One final reservoir, the Sherman (which straddles the Vermont Massachusetts border, and is really two separate reservoirs that share a name), stops up and cools down the water, and then the Deerfield plunges down through the Zoar Gap—a well known kayaking destination—before turning east, wandering out of the Berkshires, and flowing into the Connecticut River.

This past Sunday, I spent the better part of a day—and I mean the “better” part in two senses of that word—with fishing guide Tom Harrison (of Harrison Anglers, www.harrisonanglers.com) fly fishing the Deerfield River in the Zoar Gap. We met at 7:00am, and from about 7:30 until 10:00am waded a stretch near one of the river’s better (and better known) pools, mostly casting to one pod of very large trout feeding on midges in the foam along the eddy line. We then went up to the Fife Brook Dam and put his raft in, and spent the next four hours drifting the Deerfield through the gap into some of the more difficult to reach stretches of water.

It was one of those incredible days of fishing that was both productive (in number of fish) and very scenic. The wooded slopes on both sides of the river lining the gap were scattered with maples just coming into color, and an osprey was staying just a half-bend ahead of us. I caught about fifteen fish, a mix of rainbows and wild and stocked browns, three of which were in the 15” to 17” range and the rest between 10” and 15”. We saw only two other anglers the entire day, plus a half dozen kayakers.

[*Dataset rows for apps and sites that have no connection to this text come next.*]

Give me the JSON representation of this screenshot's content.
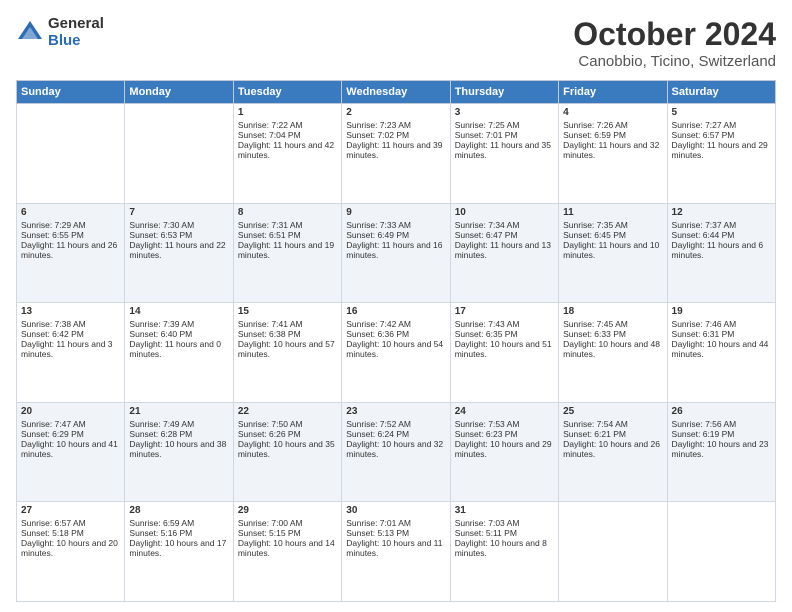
{
  "header": {
    "logo_general": "General",
    "logo_blue": "Blue",
    "month_title": "October 2024",
    "location": "Canobbio, Ticino, Switzerland"
  },
  "weekdays": [
    "Sunday",
    "Monday",
    "Tuesday",
    "Wednesday",
    "Thursday",
    "Friday",
    "Saturday"
  ],
  "rows": [
    [
      {
        "day": "",
        "sunrise": "",
        "sunset": "",
        "daylight": ""
      },
      {
        "day": "",
        "sunrise": "",
        "sunset": "",
        "daylight": ""
      },
      {
        "day": "1",
        "sunrise": "Sunrise: 7:22 AM",
        "sunset": "Sunset: 7:04 PM",
        "daylight": "Daylight: 11 hours and 42 minutes."
      },
      {
        "day": "2",
        "sunrise": "Sunrise: 7:23 AM",
        "sunset": "Sunset: 7:02 PM",
        "daylight": "Daylight: 11 hours and 39 minutes."
      },
      {
        "day": "3",
        "sunrise": "Sunrise: 7:25 AM",
        "sunset": "Sunset: 7:01 PM",
        "daylight": "Daylight: 11 hours and 35 minutes."
      },
      {
        "day": "4",
        "sunrise": "Sunrise: 7:26 AM",
        "sunset": "Sunset: 6:59 PM",
        "daylight": "Daylight: 11 hours and 32 minutes."
      },
      {
        "day": "5",
        "sunrise": "Sunrise: 7:27 AM",
        "sunset": "Sunset: 6:57 PM",
        "daylight": "Daylight: 11 hours and 29 minutes."
      }
    ],
    [
      {
        "day": "6",
        "sunrise": "Sunrise: 7:29 AM",
        "sunset": "Sunset: 6:55 PM",
        "daylight": "Daylight: 11 hours and 26 minutes."
      },
      {
        "day": "7",
        "sunrise": "Sunrise: 7:30 AM",
        "sunset": "Sunset: 6:53 PM",
        "daylight": "Daylight: 11 hours and 22 minutes."
      },
      {
        "day": "8",
        "sunrise": "Sunrise: 7:31 AM",
        "sunset": "Sunset: 6:51 PM",
        "daylight": "Daylight: 11 hours and 19 minutes."
      },
      {
        "day": "9",
        "sunrise": "Sunrise: 7:33 AM",
        "sunset": "Sunset: 6:49 PM",
        "daylight": "Daylight: 11 hours and 16 minutes."
      },
      {
        "day": "10",
        "sunrise": "Sunrise: 7:34 AM",
        "sunset": "Sunset: 6:47 PM",
        "daylight": "Daylight: 11 hours and 13 minutes."
      },
      {
        "day": "11",
        "sunrise": "Sunrise: 7:35 AM",
        "sunset": "Sunset: 6:45 PM",
        "daylight": "Daylight: 11 hours and 10 minutes."
      },
      {
        "day": "12",
        "sunrise": "Sunrise: 7:37 AM",
        "sunset": "Sunset: 6:44 PM",
        "daylight": "Daylight: 11 hours and 6 minutes."
      }
    ],
    [
      {
        "day": "13",
        "sunrise": "Sunrise: 7:38 AM",
        "sunset": "Sunset: 6:42 PM",
        "daylight": "Daylight: 11 hours and 3 minutes."
      },
      {
        "day": "14",
        "sunrise": "Sunrise: 7:39 AM",
        "sunset": "Sunset: 6:40 PM",
        "daylight": "Daylight: 11 hours and 0 minutes."
      },
      {
        "day": "15",
        "sunrise": "Sunrise: 7:41 AM",
        "sunset": "Sunset: 6:38 PM",
        "daylight": "Daylight: 10 hours and 57 minutes."
      },
      {
        "day": "16",
        "sunrise": "Sunrise: 7:42 AM",
        "sunset": "Sunset: 6:36 PM",
        "daylight": "Daylight: 10 hours and 54 minutes."
      },
      {
        "day": "17",
        "sunrise": "Sunrise: 7:43 AM",
        "sunset": "Sunset: 6:35 PM",
        "daylight": "Daylight: 10 hours and 51 minutes."
      },
      {
        "day": "18",
        "sunrise": "Sunrise: 7:45 AM",
        "sunset": "Sunset: 6:33 PM",
        "daylight": "Daylight: 10 hours and 48 minutes."
      },
      {
        "day": "19",
        "sunrise": "Sunrise: 7:46 AM",
        "sunset": "Sunset: 6:31 PM",
        "daylight": "Daylight: 10 hours and 44 minutes."
      }
    ],
    [
      {
        "day": "20",
        "sunrise": "Sunrise: 7:47 AM",
        "sunset": "Sunset: 6:29 PM",
        "daylight": "Daylight: 10 hours and 41 minutes."
      },
      {
        "day": "21",
        "sunrise": "Sunrise: 7:49 AM",
        "sunset": "Sunset: 6:28 PM",
        "daylight": "Daylight: 10 hours and 38 minutes."
      },
      {
        "day": "22",
        "sunrise": "Sunrise: 7:50 AM",
        "sunset": "Sunset: 6:26 PM",
        "daylight": "Daylight: 10 hours and 35 minutes."
      },
      {
        "day": "23",
        "sunrise": "Sunrise: 7:52 AM",
        "sunset": "Sunset: 6:24 PM",
        "daylight": "Daylight: 10 hours and 32 minutes."
      },
      {
        "day": "24",
        "sunrise": "Sunrise: 7:53 AM",
        "sunset": "Sunset: 6:23 PM",
        "daylight": "Daylight: 10 hours and 29 minutes."
      },
      {
        "day": "25",
        "sunrise": "Sunrise: 7:54 AM",
        "sunset": "Sunset: 6:21 PM",
        "daylight": "Daylight: 10 hours and 26 minutes."
      },
      {
        "day": "26",
        "sunrise": "Sunrise: 7:56 AM",
        "sunset": "Sunset: 6:19 PM",
        "daylight": "Daylight: 10 hours and 23 minutes."
      }
    ],
    [
      {
        "day": "27",
        "sunrise": "Sunrise: 6:57 AM",
        "sunset": "Sunset: 5:18 PM",
        "daylight": "Daylight: 10 hours and 20 minutes."
      },
      {
        "day": "28",
        "sunrise": "Sunrise: 6:59 AM",
        "sunset": "Sunset: 5:16 PM",
        "daylight": "Daylight: 10 hours and 17 minutes."
      },
      {
        "day": "29",
        "sunrise": "Sunrise: 7:00 AM",
        "sunset": "Sunset: 5:15 PM",
        "daylight": "Daylight: 10 hours and 14 minutes."
      },
      {
        "day": "30",
        "sunrise": "Sunrise: 7:01 AM",
        "sunset": "Sunset: 5:13 PM",
        "daylight": "Daylight: 10 hours and 11 minutes."
      },
      {
        "day": "31",
        "sunrise": "Sunrise: 7:03 AM",
        "sunset": "Sunset: 5:11 PM",
        "daylight": "Daylight: 10 hours and 8 minutes."
      },
      {
        "day": "",
        "sunrise": "",
        "sunset": "",
        "daylight": ""
      },
      {
        "day": "",
        "sunrise": "",
        "sunset": "",
        "daylight": ""
      }
    ]
  ]
}
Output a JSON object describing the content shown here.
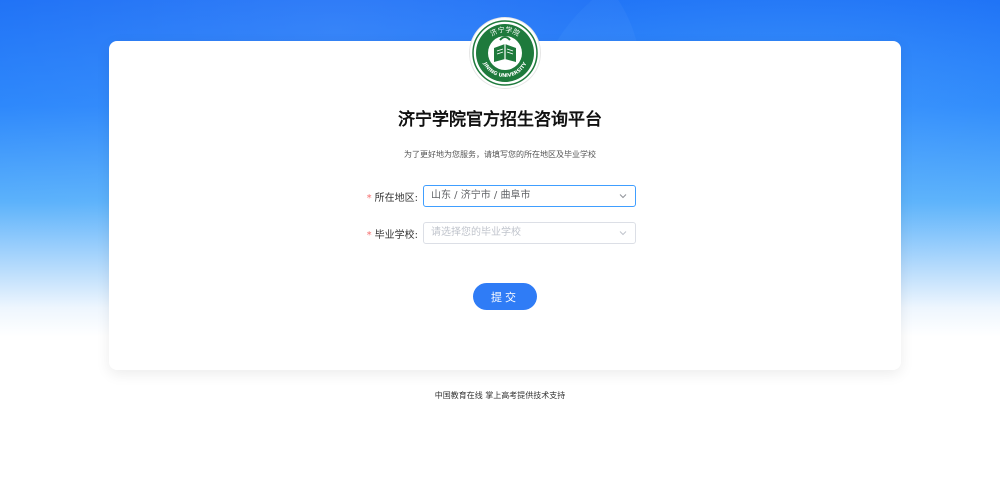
{
  "header": {
    "title": "济宁学院官方招生咨询平台",
    "subtitle": "为了更好地为您服务，请填写您的所在地区及毕业学校"
  },
  "logo": {
    "icon": "jining-university-seal",
    "text_top": "济宁学院",
    "text_bottom": "JINING UNIVERSITY"
  },
  "form": {
    "region": {
      "required_mark": "*",
      "label": "所在地区:",
      "value": "山东 / 济宁市 / 曲阜市"
    },
    "school": {
      "required_mark": "*",
      "label": "毕业学校:",
      "placeholder": "请选择您的毕业学校"
    },
    "submit_label": "提交"
  },
  "footer": {
    "text": "中国教育在线 掌上高考提供技术支持"
  },
  "colors": {
    "accent": "#2f7cf6",
    "required": "#f56c6c",
    "active_border": "#409eff",
    "logo_green": "#1e7a3c"
  }
}
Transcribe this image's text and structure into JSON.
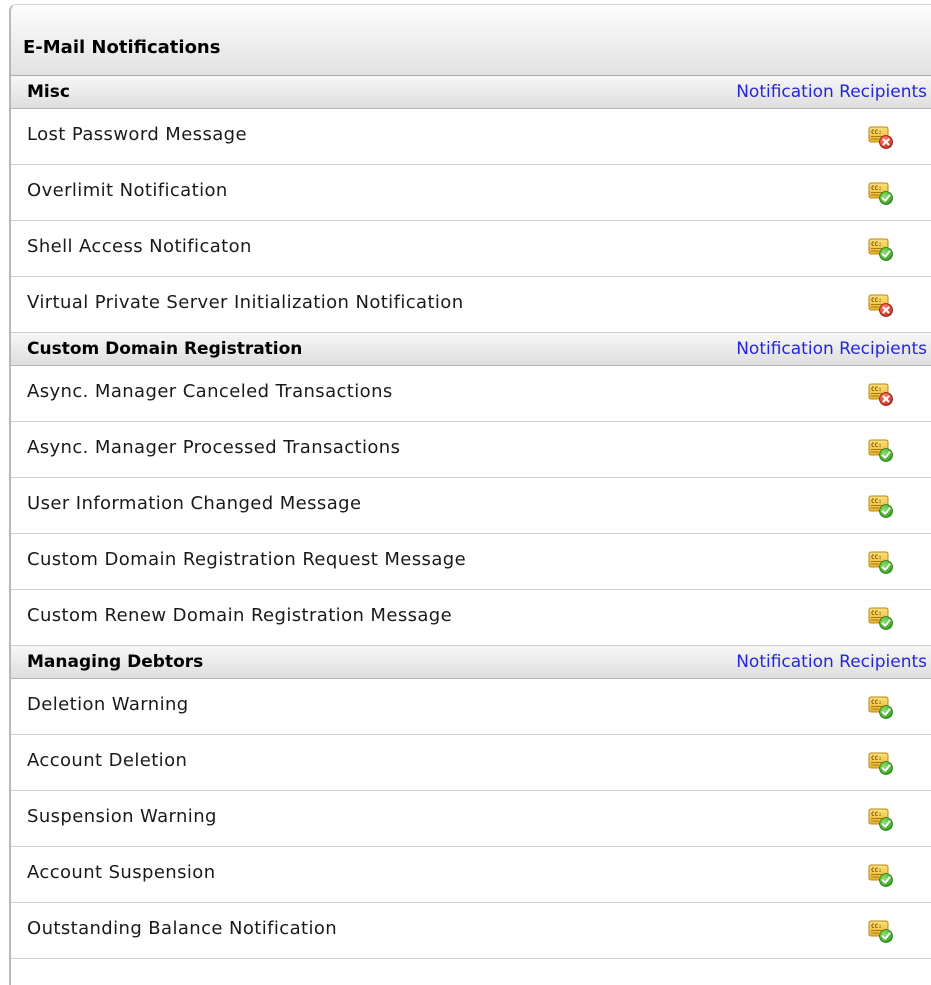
{
  "panel": {
    "title": "E-Mail Notifications"
  },
  "sections": [
    {
      "title": "Misc",
      "link_label": "Notification Recipients",
      "rows": [
        {
          "label": "Lost Password Message",
          "icon": "cc-disabled-icon"
        },
        {
          "label": "Overlimit Notification",
          "icon": "cc-enabled-icon"
        },
        {
          "label": "Shell Access Notificaton",
          "icon": "cc-enabled-icon"
        },
        {
          "label": "Virtual Private Server Initialization Notification",
          "icon": "cc-disabled-icon"
        }
      ]
    },
    {
      "title": "Custom Domain Registration",
      "link_label": "Notification Recipients",
      "rows": [
        {
          "label": "Async. Manager Canceled Transactions",
          "icon": "cc-disabled-icon"
        },
        {
          "label": "Async. Manager Processed Transactions",
          "icon": "cc-enabled-icon"
        },
        {
          "label": "User Information Changed Message",
          "icon": "cc-enabled-icon"
        },
        {
          "label": "Custom Domain Registration Request Message",
          "icon": "cc-enabled-icon"
        },
        {
          "label": "Custom Renew Domain Registration Message",
          "icon": "cc-enabled-icon"
        }
      ]
    },
    {
      "title": "Managing Debtors",
      "link_label": "Notification Recipients",
      "rows": [
        {
          "label": "Deletion Warning",
          "icon": "cc-enabled-icon"
        },
        {
          "label": "Account Deletion",
          "icon": "cc-enabled-icon"
        },
        {
          "label": "Suspension Warning",
          "icon": "cc-enabled-icon"
        },
        {
          "label": "Account Suspension",
          "icon": "cc-enabled-icon"
        },
        {
          "label": "Outstanding Balance Notification",
          "icon": "cc-enabled-icon"
        }
      ]
    }
  ],
  "icon_glyph": "CC:",
  "colors": {
    "link": "#2626d9",
    "card": "#f2c744",
    "enabled": "#3fae2a",
    "disabled": "#d93a2b"
  }
}
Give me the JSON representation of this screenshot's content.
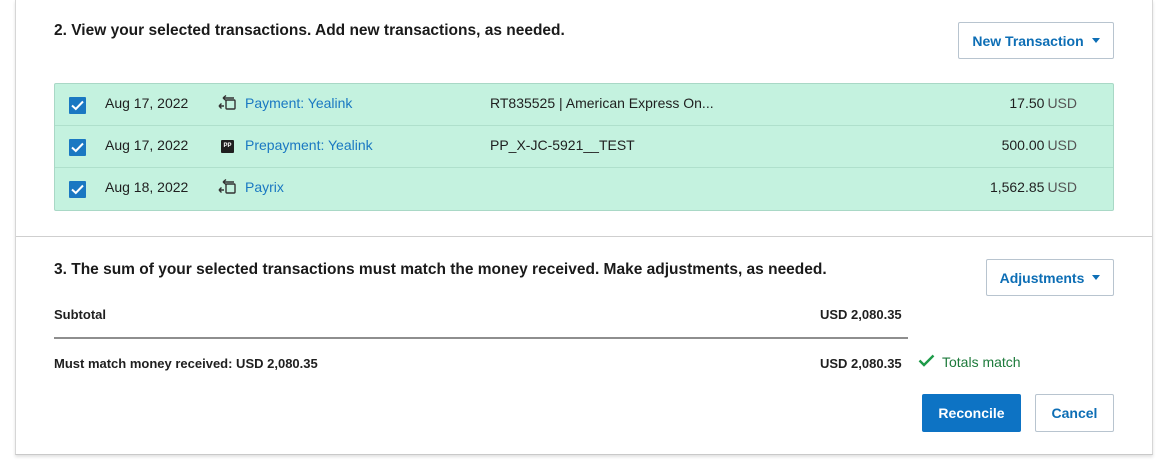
{
  "section2": {
    "heading": "2. View your selected transactions. Add new transactions, as needed.",
    "new_transaction_label": "New Transaction"
  },
  "transactions": [
    {
      "checked": true,
      "date": "Aug 17, 2022",
      "icon": "payment-transfer-icon",
      "name": "Payment: Yealink",
      "reference": "RT835525 | American Express On...",
      "amount": "17.50",
      "currency": "USD"
    },
    {
      "checked": true,
      "date": "Aug 17, 2022",
      "icon": "prepayment-badge-icon",
      "icon_text": "PP",
      "name": "Prepayment: Yealink",
      "reference": "PP_X-JC-5921__TEST",
      "amount": "500.00",
      "currency": "USD"
    },
    {
      "checked": true,
      "date": "Aug 18, 2022",
      "icon": "payment-transfer-icon",
      "name": "Payrix",
      "reference": "",
      "amount": "1,562.85",
      "currency": "USD"
    }
  ],
  "section3": {
    "heading": "3. The sum of your selected transactions must match the money received. Make adjustments, as needed.",
    "adjustments_label": "Adjustments",
    "subtotal_label": "Subtotal",
    "subtotal_value": "USD 2,080.35",
    "must_match_label": "Must match money received: USD 2,080.35",
    "must_match_value": "USD 2,080.35",
    "match_status": "Totals match"
  },
  "actions": {
    "reconcile_label": "Reconcile",
    "cancel_label": "Cancel"
  },
  "colors": {
    "accent": "#0d73c4",
    "selected_row_bg": "#c4f2df",
    "success": "#1d7a3b"
  }
}
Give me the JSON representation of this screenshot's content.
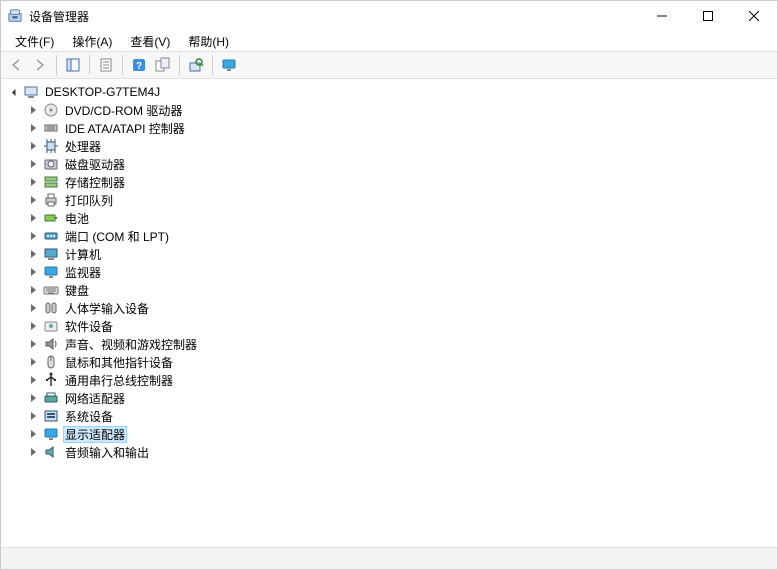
{
  "window": {
    "title": "设备管理器"
  },
  "menu": {
    "items": [
      {
        "label": "文件(F)"
      },
      {
        "label": "操作(A)"
      },
      {
        "label": "查看(V)"
      },
      {
        "label": "帮助(H)"
      }
    ]
  },
  "tree": {
    "root": {
      "label": "DESKTOP-G7TEM4J"
    },
    "children": [
      {
        "label": "DVD/CD-ROM 驱动器",
        "icon": "disc",
        "selected": false
      },
      {
        "label": "IDE ATA/ATAPI 控制器",
        "icon": "ide",
        "selected": false
      },
      {
        "label": "处理器",
        "icon": "cpu",
        "selected": false
      },
      {
        "label": "磁盘驱动器",
        "icon": "disk",
        "selected": false
      },
      {
        "label": "存储控制器",
        "icon": "storage",
        "selected": false
      },
      {
        "label": "打印队列",
        "icon": "printer",
        "selected": false
      },
      {
        "label": "电池",
        "icon": "battery",
        "selected": false
      },
      {
        "label": "端口 (COM 和 LPT)",
        "icon": "port",
        "selected": false
      },
      {
        "label": "计算机",
        "icon": "computer",
        "selected": false
      },
      {
        "label": "监视器",
        "icon": "monitor",
        "selected": false
      },
      {
        "label": "键盘",
        "icon": "keyboard",
        "selected": false
      },
      {
        "label": "人体学输入设备",
        "icon": "hid",
        "selected": false
      },
      {
        "label": "软件设备",
        "icon": "software",
        "selected": false
      },
      {
        "label": "声音、视频和游戏控制器",
        "icon": "sound",
        "selected": false
      },
      {
        "label": "鼠标和其他指针设备",
        "icon": "mouse",
        "selected": false
      },
      {
        "label": "通用串行总线控制器",
        "icon": "usb",
        "selected": false
      },
      {
        "label": "网络适配器",
        "icon": "network",
        "selected": false
      },
      {
        "label": "系统设备",
        "icon": "system",
        "selected": false
      },
      {
        "label": "显示适配器",
        "icon": "display",
        "selected": true
      },
      {
        "label": "音频输入和输出",
        "icon": "audio",
        "selected": false
      }
    ]
  }
}
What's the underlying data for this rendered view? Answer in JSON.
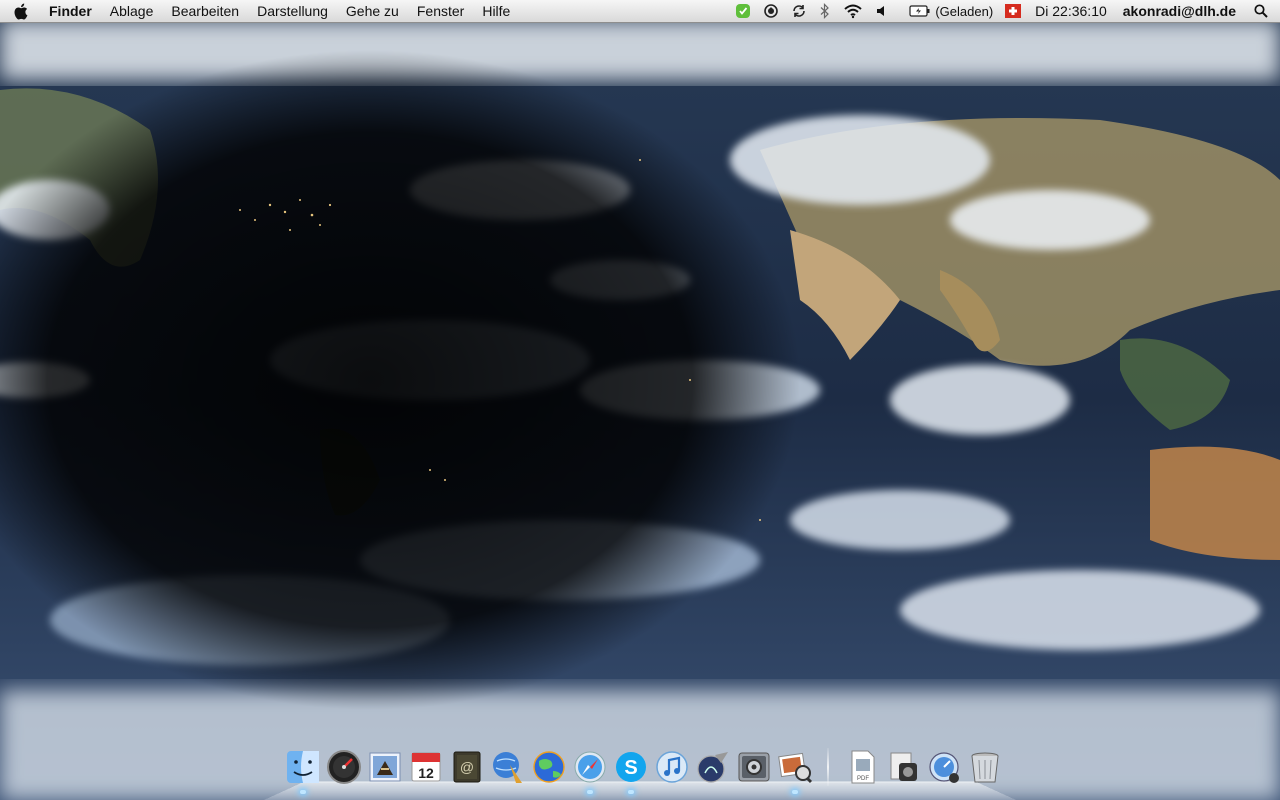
{
  "menubar": {
    "apple_icon": "apple-logo-icon",
    "app_name": "Finder",
    "menus": [
      "Ablage",
      "Bearbeiten",
      "Darstellung",
      "Gehe zu",
      "Fenster",
      "Hilfe"
    ],
    "status_icons": [
      "evernote-icon",
      "time-machine-icon",
      "sync-icon",
      "bluetooth-icon",
      "wifi-icon",
      "volume-icon",
      "battery-icon"
    ],
    "battery_text": "(Geladen)",
    "input_source_icon": "swiss-flag-icon",
    "clock": "Di 22:36:10",
    "user": "akonradi@dlh.de",
    "spotlight_icon": "spotlight-search-icon"
  },
  "dock": {
    "apps": [
      {
        "name": "finder-icon",
        "running": true
      },
      {
        "name": "dashboard-icon",
        "running": false
      },
      {
        "name": "mail-icon",
        "running": false
      },
      {
        "name": "ical-icon",
        "label": "12",
        "running": false
      },
      {
        "name": "address-book-icon",
        "running": false
      },
      {
        "name": "network-utility-icon",
        "running": false
      },
      {
        "name": "globe-icon",
        "running": false
      },
      {
        "name": "safari-icon",
        "running": true
      },
      {
        "name": "skype-icon",
        "running": true
      },
      {
        "name": "itunes-icon",
        "running": false
      },
      {
        "name": "instruments-icon",
        "running": false
      },
      {
        "name": "system-preferences-icon",
        "running": false
      },
      {
        "name": "preview-icon",
        "running": true
      }
    ],
    "documents": [
      {
        "name": "pdf-document-icon"
      },
      {
        "name": "utilities-folder-icon"
      },
      {
        "name": "applications-folder-icon"
      },
      {
        "name": "trash-icon"
      }
    ],
    "pdf_label": "PDF"
  },
  "colors": {
    "menubar_top": "#f6f6f6",
    "menubar_bottom": "#d9d9d9",
    "ocean": "#1c2f4b",
    "night": "#05070c",
    "land": "#b8a07a"
  }
}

Tom knows the river well. He guides it regularly—along with his brother and partner in Harrison Anglers, one of a very small number of guides to do so—and has been guiding it for a few years. On several occasions he told me to cast in some stretch of river I wouldn’t have thought to cast in, and when I did so I landed a fish. He also led me to a few pools that had large rising fish. (I saw far more trout than I caught, in part because they were feeding on very small flies difficult to imitate, and were very picky that day. Still, I was happy with the size and number of those I did catch.)

In fact, it felt like I got four rivers for the price of one. Like many autumn days in New England, it began overcast and rainy, and at noon the sun broke through and we had two hours of bright skies and warm. We were also on the water when they opened up the dam at noon and increased the water flow from about 200 cfs to about 800 cfs—a factor of four increase that really made the river seem like an entirely different place. It was then that I especially needed the guide, as I never would have been able to read the higher water, yet a couple of our biggest fish were caught after the flows increased.

It was only after I returned home, however, and began studying the maps of this wonderful trout stream—which I had seemingly only recently discovered while doing research for a new book—that I realized I had unknowingly fished it long before and many miles upstream. On that fall day, the stream with all its varied parts, like a story, changing from mile to mile and even minute to minute, began to fit together in a fluid whole. And I was fortunately enough to get a glimpse of a couple parts of the tale.